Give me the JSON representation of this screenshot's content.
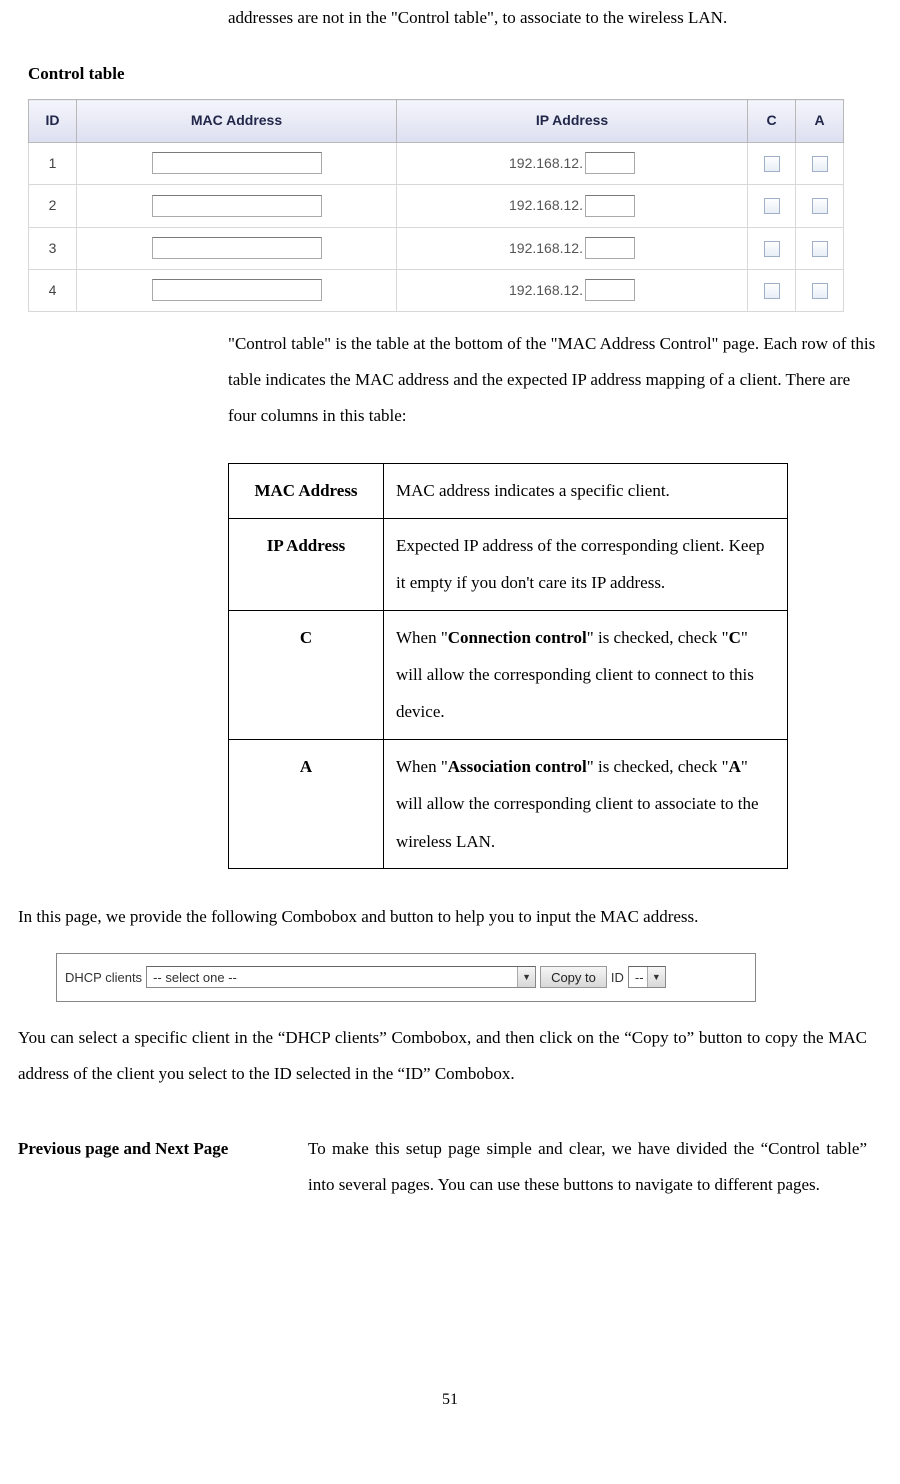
{
  "top_para": "addresses are not in the \"Control table\", to associate to the wireless LAN.",
  "section_title": "Control table",
  "ctl_table": {
    "headers": {
      "id": "ID",
      "mac": "MAC Address",
      "ip": "IP Address",
      "c": "C",
      "a": "A"
    },
    "ip_prefix": "192.168.12.",
    "rows": [
      "1",
      "2",
      "3",
      "4"
    ]
  },
  "desc_para": "\"Control table\" is the table at the bottom of the \"MAC Address Control\" page. Each row of this table indicates the MAC address and the expected IP address mapping of a client. There are four columns in this table:",
  "defs": {
    "mac": {
      "term": "MAC Address",
      "text": "MAC address indicates a specific client."
    },
    "ip": {
      "term": "IP Address",
      "text": "Expected IP address of the corresponding client. Keep it empty if you don't care its IP address."
    },
    "c": {
      "term": "C",
      "pre": "When \"",
      "bold1": "Connection control",
      "mid": "\" is checked, check \"",
      "bold2": "C",
      "post": "\" will allow the corresponding client to connect to this device."
    },
    "a": {
      "term": "A",
      "pre": "When \"",
      "bold1": "Association control",
      "mid": "\" is checked, check \"",
      "bold2": "A",
      "post": "\" will allow the corresponding client to associate to the wireless LAN."
    }
  },
  "combo_intro": "In this page, we provide the following Combobox and button to help you to input the MAC address.",
  "combo": {
    "label_dhcp": "DHCP clients",
    "sel_placeholder": "-- select one --",
    "copy_btn": "Copy to",
    "label_id": "ID",
    "id_placeholder": "--"
  },
  "combo_post": "You can select a specific client in the “DHCP clients” Combobox, and then click on the “Copy to” button to copy the MAC address of the client you select to the ID selected in the “ID” Combobox.",
  "prevnext": {
    "label": "Previous page and Next Page",
    "text": "To make this setup page simple and clear, we have divided the “Control table” into several pages. You can use these buttons to navigate to different pages."
  },
  "page_number": "51"
}
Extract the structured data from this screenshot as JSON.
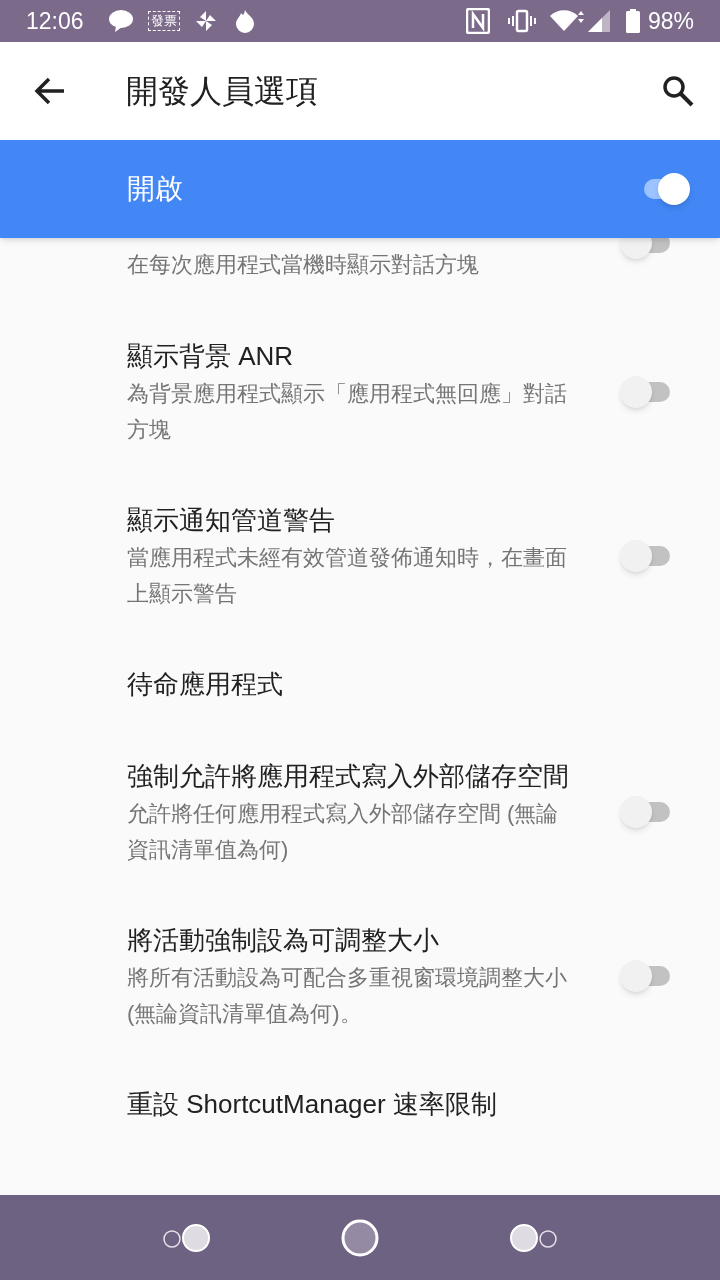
{
  "status_bar": {
    "time": "12:06",
    "notification_badge": "發票",
    "battery": "98%"
  },
  "app_bar": {
    "title": "開發人員選項"
  },
  "master_switch": {
    "label": "開啟",
    "on": true
  },
  "settings": [
    {
      "kind": "switch",
      "subtitle": "在每次應用程式當機時顯示對話方塊",
      "on": false
    },
    {
      "kind": "switch",
      "title": "顯示背景 ANR",
      "subtitle": "為背景應用程式顯示「應用程式無回應」對話方塊",
      "on": false
    },
    {
      "kind": "switch",
      "title": "顯示通知管道警告",
      "subtitle": "當應用程式未經有效管道發佈通知時，在畫面上顯示警告",
      "on": false
    },
    {
      "kind": "link",
      "title": "待命應用程式"
    },
    {
      "kind": "switch",
      "title": "強制允許將應用程式寫入外部儲存空間",
      "subtitle": "允許將任何應用程式寫入外部儲存空間 (無論資訊清單值為何)",
      "on": false
    },
    {
      "kind": "switch",
      "title": "將活動強制設為可調整大小",
      "subtitle": "將所有活動設為可配合多重視窗環境調整大小 (無論資訊清單值為何)。",
      "on": false
    },
    {
      "kind": "link",
      "title": "重設 ShortcutManager 速率限制"
    }
  ]
}
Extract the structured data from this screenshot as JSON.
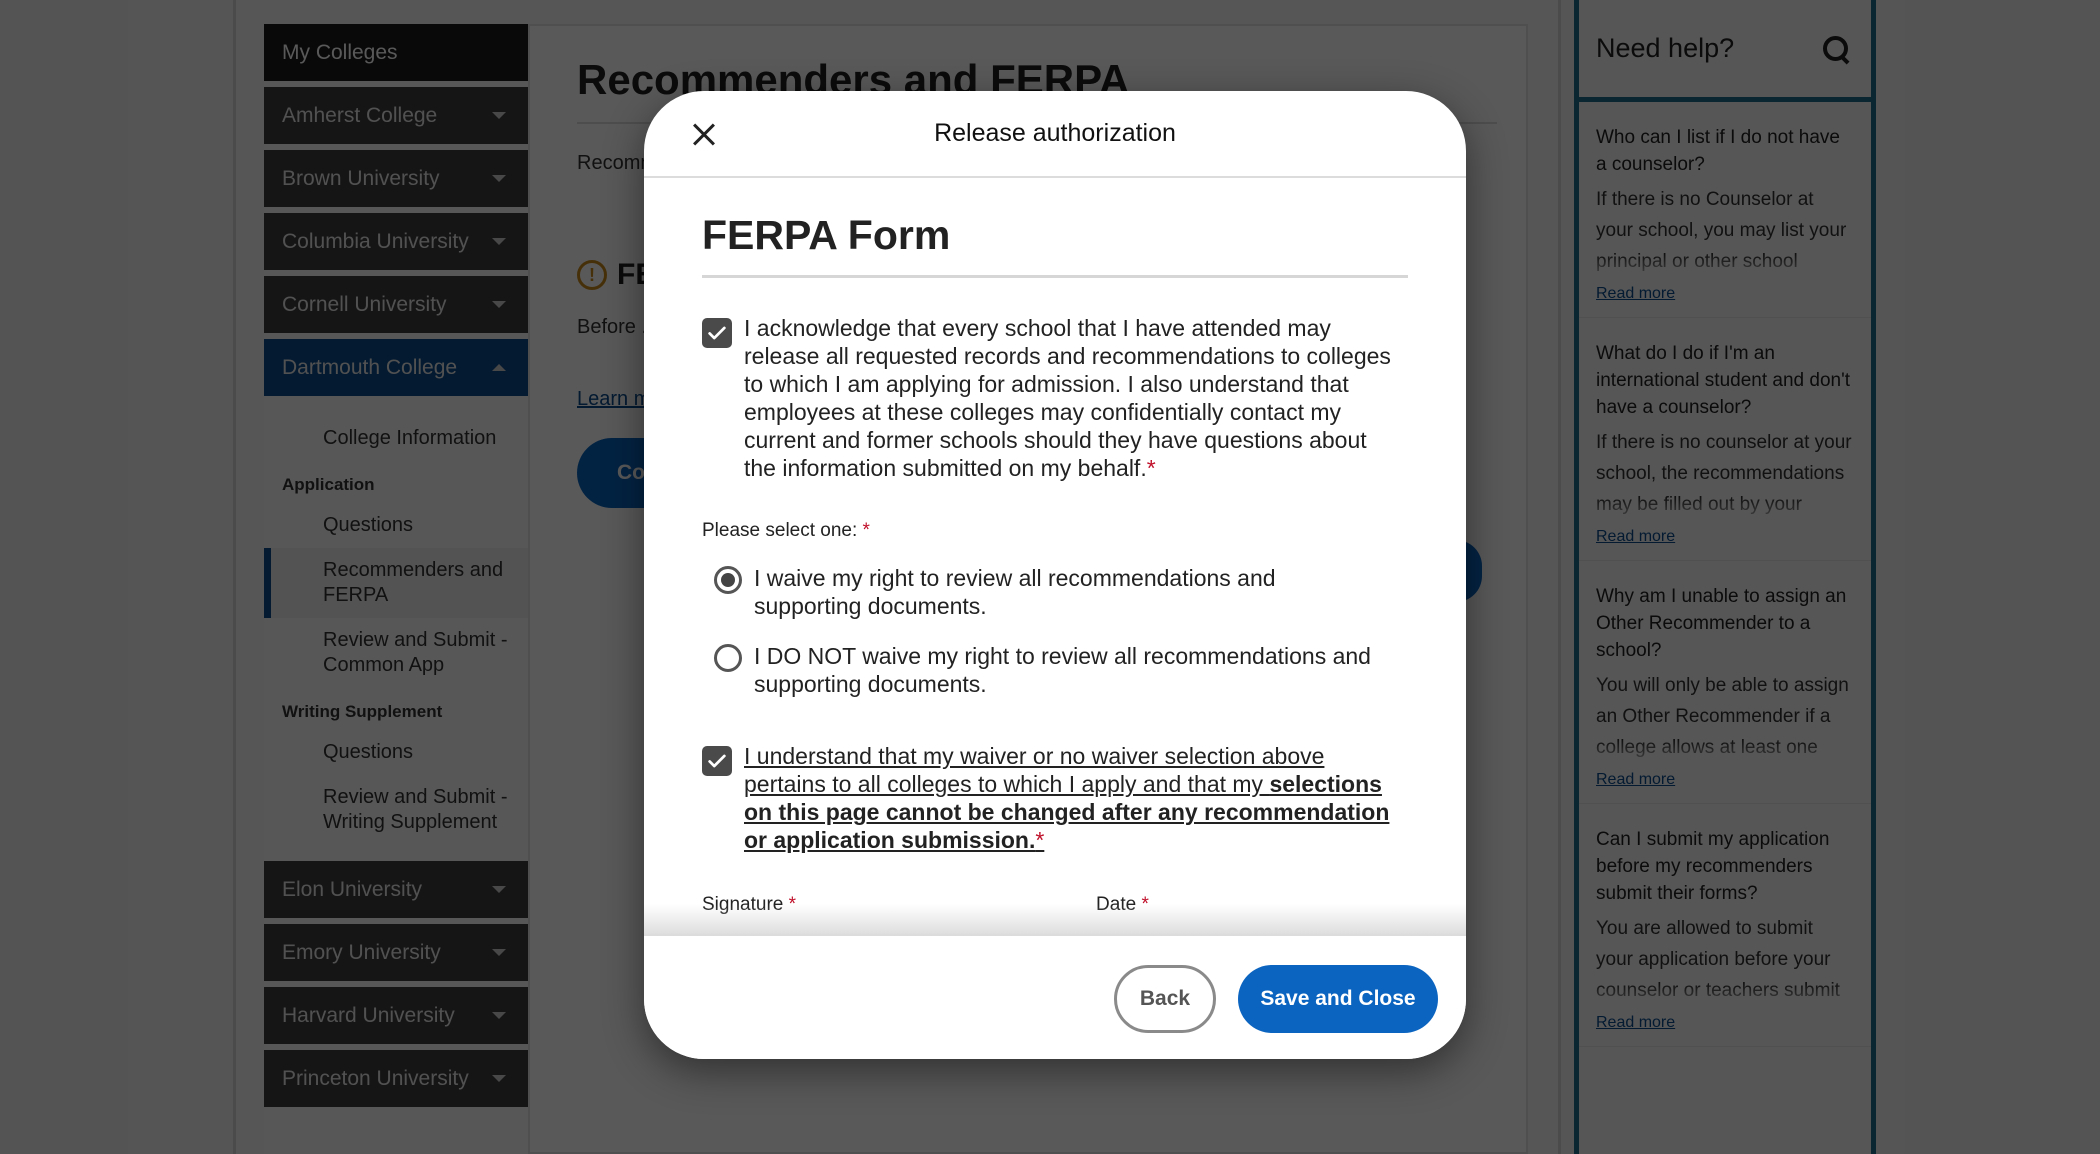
{
  "sidebar": {
    "header": "My Colleges",
    "colleges_before": [
      {
        "label": "Amherst College"
      },
      {
        "label": "Brown University"
      },
      {
        "label": "Columbia University"
      },
      {
        "label": "Cornell University"
      }
    ],
    "active_college": {
      "label": "Dartmouth College",
      "links": {
        "college_information": "College Information",
        "application_section": "Application",
        "application_questions": "Questions",
        "recommenders": "Recommenders and FERPA",
        "review_common_app": "Review and Submit - Common App",
        "writing_section": "Writing Supplement",
        "writing_questions": "Questions",
        "review_writing": "Review and Submit - Writing Supplement"
      }
    },
    "colleges_after": [
      {
        "label": "Elon University"
      },
      {
        "label": "Emory University"
      },
      {
        "label": "Harvard University"
      },
      {
        "label": "Princeton University"
      }
    ]
  },
  "main": {
    "title": "Recommenders and FERPA",
    "intro": "Recommenders and FERPA. Colleges to which r...",
    "warning_title": "FERPA",
    "warning_body": "Before ... complete ...",
    "learn_more": "Learn more",
    "continue_button": "Continue"
  },
  "help": {
    "title": "Need help?",
    "faqs": [
      {
        "question": "Who can I list if I do not have a counselor?",
        "answer": "If there is no Counselor at your school, you may list your principal or other school official. International",
        "read_more": "Read more"
      },
      {
        "question": "What do I do if I'm an international student and don't have a counselor?",
        "answer": "If there is no counselor at your school, the recommendations may be filled out by your principal",
        "read_more": "Read more"
      },
      {
        "question": "Why am I unable to assign an Other Recommender to a school?",
        "answer": "You will only be able to assign an Other Recommender if a college allows at least one type of",
        "read_more": "Read more"
      },
      {
        "question": "Can I submit my application before my recommenders submit their forms?",
        "answer": "You are allowed to submit your application before your counselor or teachers submit their school forms",
        "read_more": "Read more"
      }
    ]
  },
  "modal": {
    "title": "Release authorization",
    "form_title": "FERPA Form",
    "acknowledge": {
      "checked": true,
      "text": "I acknowledge that every school that I have attended may release all requested records and recommendations to colleges to which I am applying for admission. I also understand that employees at these colleges may confidentially contact my current and former schools should they have questions about the information submitted on my behalf.",
      "required_mark": "*"
    },
    "select_label": "Please select one:",
    "select_required_mark": "*",
    "waiver_options": [
      {
        "label": "I waive my right to review all recommendations and supporting documents.",
        "selected": true
      },
      {
        "label": "I DO NOT waive my right to review all recommendations and supporting documents.",
        "selected": false
      }
    ],
    "understand": {
      "checked": true,
      "text_plain": "I understand that my waiver or no waiver selection above pertains to all colleges to which I apply and that my ",
      "text_bold": "selections on this page cannot be changed after any recommendation or application submission.",
      "required_mark": "*"
    },
    "signature_label": "Signature",
    "date_label": "Date",
    "back_button": "Back",
    "save_button": "Save and Close"
  }
}
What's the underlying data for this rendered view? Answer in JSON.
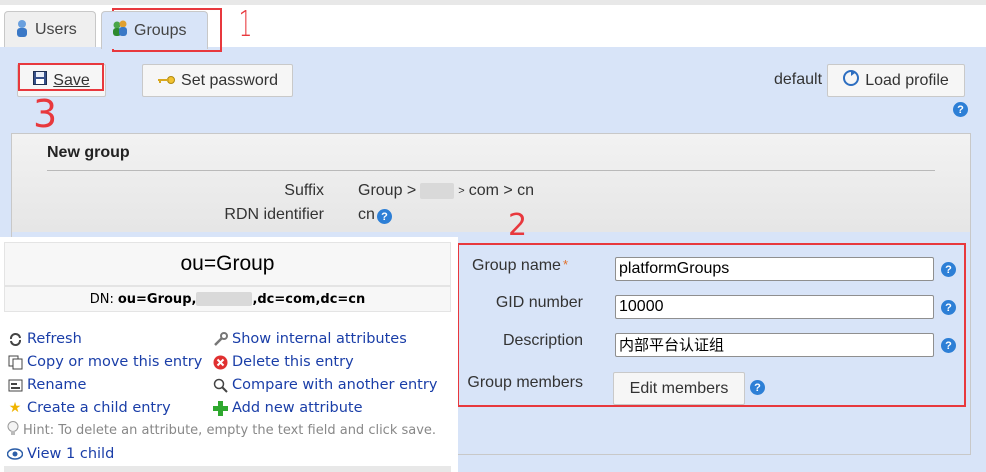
{
  "tabs": {
    "users": "Users",
    "groups": "Groups"
  },
  "toolbar": {
    "save": "Save",
    "set_password": "Set password",
    "profile_name": "default",
    "load_profile": "Load profile"
  },
  "annotations": {
    "one": "1",
    "two": "2",
    "three": "3"
  },
  "panel": {
    "title": "New group",
    "suffix_label": "Suffix",
    "suffix_value_prefix": "Group >",
    "suffix_value_suffix": "com > cn",
    "rdn_label": "RDN identifier",
    "rdn_value": "cn"
  },
  "form": {
    "group_name_label": "Group name",
    "required_mark": "*",
    "group_name_value": "platformGroups",
    "gid_label": "GID number",
    "gid_value": "10000",
    "description_label": "Description",
    "description_value": "内部平台认证组",
    "members_label": "Group members",
    "edit_members": "Edit members"
  },
  "entry": {
    "title": "ou=Group",
    "dn_label": "DN:",
    "dn_prefix": "ou=Group,",
    "dn_suffix": ",dc=com,dc=cn",
    "actions": {
      "refresh": "Refresh",
      "show_internal": "Show internal attributes",
      "copy_move": "Copy or move this entry",
      "delete": "Delete this entry",
      "rename": "Rename",
      "compare": "Compare with another entry",
      "create_child": "Create a child entry",
      "add_attribute": "Add new attribute",
      "hint": "Hint: To delete an attribute, empty the text field and click save.",
      "view_child": "View 1 child"
    }
  },
  "colors": {
    "accent_blue": "#2d7fd6",
    "annotation_red": "#e8383d",
    "link_blue": "#1a3ea8",
    "main_bg": "#d8e4f8"
  }
}
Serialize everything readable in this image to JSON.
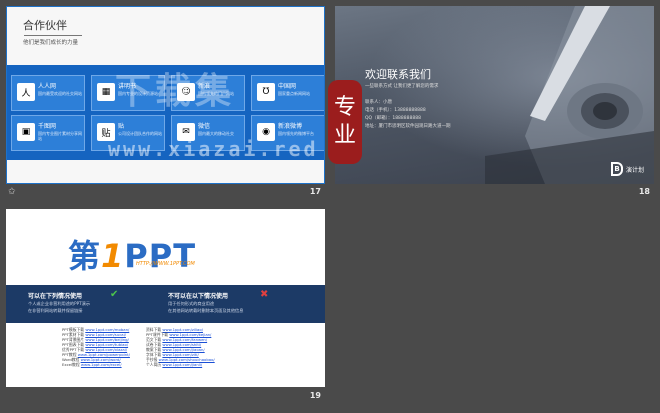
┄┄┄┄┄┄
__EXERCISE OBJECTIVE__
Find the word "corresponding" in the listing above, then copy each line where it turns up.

__TASK SOLUTION__
      "text": "Expected IP address of the corresponding client. Keep it empty if you don't care its IP address."
      "post": "\" will allow the corresponding client to connect to this device."
      "post": "\" will allow the corresponding client to associate to the wireless LAN."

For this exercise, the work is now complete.